In his debut novel, David Sullivan explores ways the Civil War could have been avoided.
In his latest book, “They Were Soldiers: The Sacrifices and Contributions of Our Vietnam Veterans,” local author Marvin J. Wolf interviews 48 Vietnam veterans, including Oliver Stone and Colin Powell, about their lives after the war.
The Gerton-based artist’s first children’s book was published on April 20.
James Brooks’ “For Ernst Laursen” was chosen as the top work about a famous or noteworthy person/personality in Western North Carolina.
Unlike many of her readers who are currently adhering to “stay home, stay safe” mandates, the characters in Lee Smith’s latest work are unbound — they socialize, carry out illicit love affairs, spy on neighbors, find themselves institutionalized and chain-smoke (with the windows up) inside a silvery-gray fishtailed Cadillac.
Instead of writing in an academic or erudite style, “for me, the onus is to produce work that will resonate” with those in his community, Robles says.
Godwin’s return to subjects of female friendship, intellectual development and the passing of time are likely to be welcome distractions during this time of social distancing and homebound activities.
**POSTPONED** Isis Music Hall hosts the immersive literary cabaret on March 18.
The gender activist reads from their new memoir on March 10 at Malaprop’s.
“Palimpsest” releases new episodes bi-weekly on Tuesdays.
Poets are asked to submit work around the theme of a famous or noteworthy person/personality in Western North Carolina.
The author discusses her new book at Malaprop’s on Feb. 13.
The author will present her book and give a lecture at Asheville Raven & Crone on Friday, Feb. 7.
Gaither presents a spoken-word-plus jazz performance at The Crow & Quill on Tuesday, Feb. 4.
Have you ever been on or dreamed of going on a big adventure?
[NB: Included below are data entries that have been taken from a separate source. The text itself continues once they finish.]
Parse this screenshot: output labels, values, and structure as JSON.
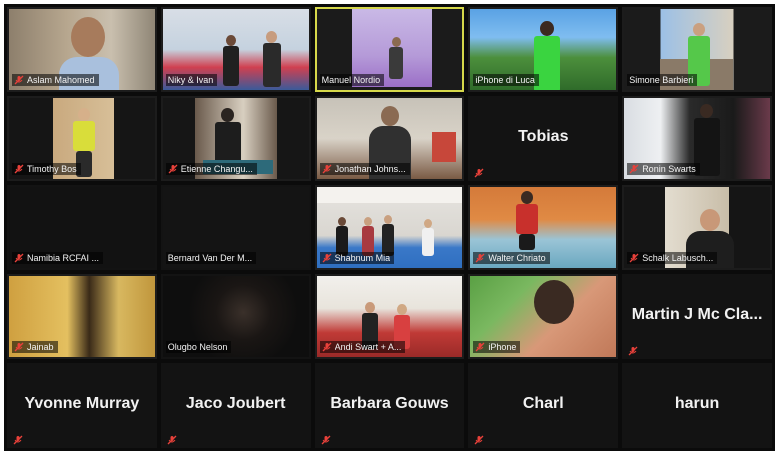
{
  "app": {
    "name": "Zoom gallery view"
  },
  "colors": {
    "active_border": "#d6d84a",
    "mute_red": "#e8413a",
    "tile_bg": "#1c1c1c"
  },
  "participants": [
    {
      "name": "Aslam Mahomed",
      "video": true
    },
    {
      "name": "Niky & Ivan",
      "video": true
    },
    {
      "name": "Manuel Nordio",
      "video": true,
      "active_speaker": true
    },
    {
      "name": "iPhone di Luca",
      "video": true
    },
    {
      "name": "Simone Barbieri",
      "video": true
    },
    {
      "name": "Timothy Bos",
      "video": true
    },
    {
      "name": "Etienne Changu...",
      "video": true
    },
    {
      "name": "Jonathan Johns...",
      "video": true
    },
    {
      "name": "Tobias",
      "video": false
    },
    {
      "name": "Ronin Swarts",
      "video": true
    },
    {
      "name": "Namibia RCFAI ...",
      "video": true
    },
    {
      "name": "Bernard Van Der M...",
      "video": true
    },
    {
      "name": "Shabnum Mia",
      "video": true
    },
    {
      "name": "Walter Chriato",
      "video": true
    },
    {
      "name": "Schalk Labusch...",
      "video": true
    },
    {
      "name": "Jainab",
      "video": true
    },
    {
      "name": "Olugbo Nelson",
      "video": true
    },
    {
      "name": "Andi Swart + A...",
      "video": true
    },
    {
      "name": "iPhone",
      "video": true
    },
    {
      "name": "Martin J Mc Cla...",
      "video": false
    },
    {
      "name": "Yvonne Murray",
      "video": false
    },
    {
      "name": "Jaco Joubert",
      "video": false
    },
    {
      "name": "Barbara Gouws",
      "video": false
    },
    {
      "name": "Charl",
      "video": false
    },
    {
      "name": "harun",
      "video": false
    }
  ]
}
Show and tell us about it! Submit student art, essays and poems by this Friday, Jan. 31, to be considered for the 2020 Kids Issues.
The show is set to open on Friday, Jan. 24. A wide array of accompanying programs, from music and spoken word to workshops and film screenings, run through April 25.
Denise Kiernan discusses the craft of writing with fellow author Ada Calhoun on Jan. 26 at Little Jumbo.
“[There are] so many things that women couldn’t or can’t do on the up-and-up, so things have to be done below the surface,” the author explains. “I wanted to tell a story where women win.”
The event at Malaprop’s on Jan. 12 also includes readings from Eric Nelson, Meagan Smith Lucas and Benjamin Cutlers.
The S.C.-based author presents the 366-day ‘Mind-Body Peace Journal’ at Malaprop’s on Monday, Jan. 6.
On Monday, Jan. 6, storytellers from across the region will present true stories at the Henderson County Library’s Kaplan Auditorium.